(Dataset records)
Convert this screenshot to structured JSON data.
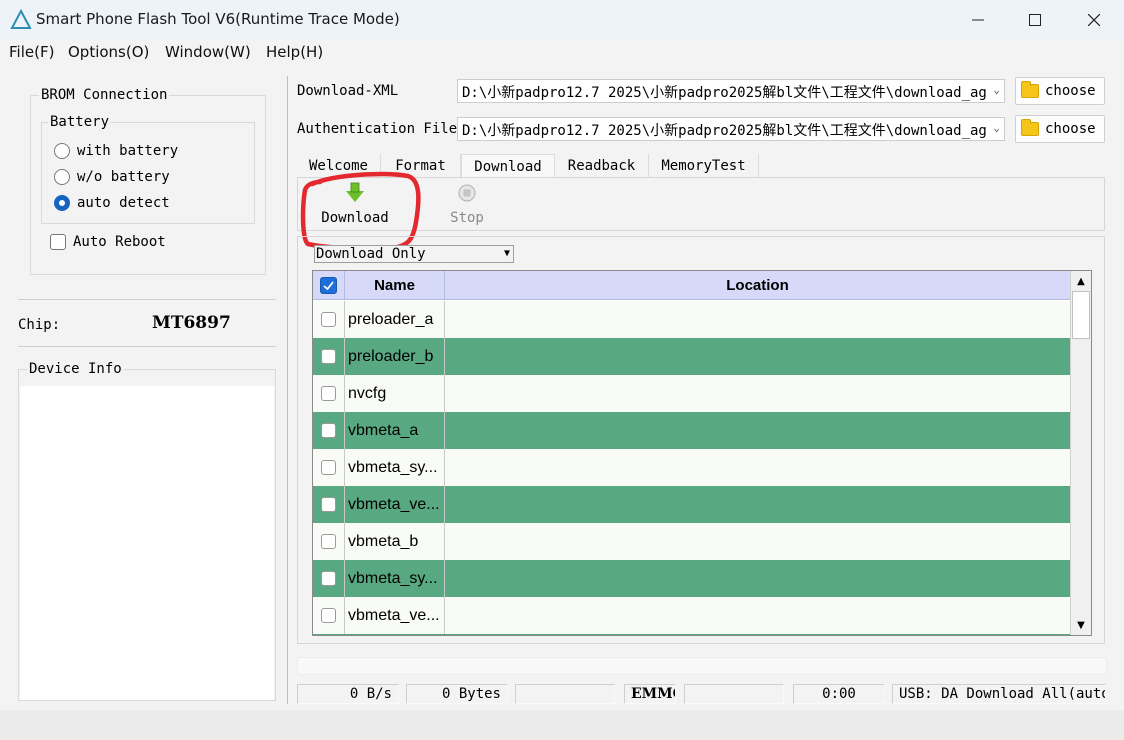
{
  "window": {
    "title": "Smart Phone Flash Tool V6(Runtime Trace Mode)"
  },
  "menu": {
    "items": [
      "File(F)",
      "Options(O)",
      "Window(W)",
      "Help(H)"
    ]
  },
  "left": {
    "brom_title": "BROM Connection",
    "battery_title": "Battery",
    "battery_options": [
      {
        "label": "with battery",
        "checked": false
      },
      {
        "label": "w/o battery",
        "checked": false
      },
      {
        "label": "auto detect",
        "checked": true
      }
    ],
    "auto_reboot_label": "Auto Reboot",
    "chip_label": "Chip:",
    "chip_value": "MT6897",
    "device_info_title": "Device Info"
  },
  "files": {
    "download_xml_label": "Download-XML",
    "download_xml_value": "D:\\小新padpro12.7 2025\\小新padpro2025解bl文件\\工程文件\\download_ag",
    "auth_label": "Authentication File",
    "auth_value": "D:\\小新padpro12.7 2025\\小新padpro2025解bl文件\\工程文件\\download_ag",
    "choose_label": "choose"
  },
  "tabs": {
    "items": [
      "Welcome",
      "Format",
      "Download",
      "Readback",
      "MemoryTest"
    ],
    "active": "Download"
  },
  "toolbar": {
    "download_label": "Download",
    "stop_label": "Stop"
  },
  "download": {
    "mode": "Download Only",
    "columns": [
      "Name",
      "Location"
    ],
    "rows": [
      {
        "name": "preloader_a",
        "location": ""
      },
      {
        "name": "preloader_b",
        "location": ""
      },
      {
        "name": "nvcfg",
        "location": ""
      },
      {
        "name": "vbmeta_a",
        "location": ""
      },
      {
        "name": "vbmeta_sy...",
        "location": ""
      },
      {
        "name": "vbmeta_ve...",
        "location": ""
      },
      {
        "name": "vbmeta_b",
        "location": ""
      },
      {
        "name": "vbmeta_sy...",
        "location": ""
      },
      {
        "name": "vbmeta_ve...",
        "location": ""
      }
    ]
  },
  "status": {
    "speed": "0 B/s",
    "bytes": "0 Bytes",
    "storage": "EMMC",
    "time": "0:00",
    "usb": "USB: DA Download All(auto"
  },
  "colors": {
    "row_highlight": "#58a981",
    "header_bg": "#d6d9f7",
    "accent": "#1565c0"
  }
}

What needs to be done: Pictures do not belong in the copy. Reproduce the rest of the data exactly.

Response box:
Convert this screenshot to structured JSON data.
{
  "window": {
    "title": "Smart Phone Flash Tool V6(Runtime Trace Mode)"
  },
  "menu": {
    "items": [
      "File(F)",
      "Options(O)",
      "Window(W)",
      "Help(H)"
    ]
  },
  "left": {
    "brom_title": "BROM Connection",
    "battery_title": "Battery",
    "battery_options": [
      {
        "label": "with battery",
        "checked": false
      },
      {
        "label": "w/o battery",
        "checked": false
      },
      {
        "label": "auto detect",
        "checked": true
      }
    ],
    "auto_reboot_label": "Auto Reboot",
    "chip_label": "Chip:",
    "chip_value": "MT6897",
    "device_info_title": "Device Info"
  },
  "files": {
    "download_xml_label": "Download-XML",
    "download_xml_value": "D:\\小新padpro12.7 2025\\小新padpro2025解bl文件\\工程文件\\download_ag",
    "auth_label": "Authentication File",
    "auth_value": "D:\\小新padpro12.7 2025\\小新padpro2025解bl文件\\工程文件\\download_ag",
    "choose_label": "choose"
  },
  "tabs": {
    "items": [
      "Welcome",
      "Format",
      "Download",
      "Readback",
      "MemoryTest"
    ],
    "active": "Download"
  },
  "toolbar": {
    "download_label": "Download",
    "stop_label": "Stop"
  },
  "download": {
    "mode": "Download Only",
    "columns": [
      "Name",
      "Location"
    ],
    "rows": [
      {
        "name": "preloader_a",
        "location": ""
      },
      {
        "name": "preloader_b",
        "location": ""
      },
      {
        "name": "nvcfg",
        "location": ""
      },
      {
        "name": "vbmeta_a",
        "location": ""
      },
      {
        "name": "vbmeta_sy...",
        "location": ""
      },
      {
        "name": "vbmeta_ve...",
        "location": ""
      },
      {
        "name": "vbmeta_b",
        "location": ""
      },
      {
        "name": "vbmeta_sy...",
        "location": ""
      },
      {
        "name": "vbmeta_ve...",
        "location": ""
      }
    ]
  },
  "status": {
    "speed": "0 B/s",
    "bytes": "0 Bytes",
    "storage": "EMMC",
    "time": "0:00",
    "usb": "USB: DA Download All(auto"
  },
  "colors": {
    "row_highlight": "#58a981",
    "header_bg": "#d6d9f7",
    "accent": "#1565c0"
  }
}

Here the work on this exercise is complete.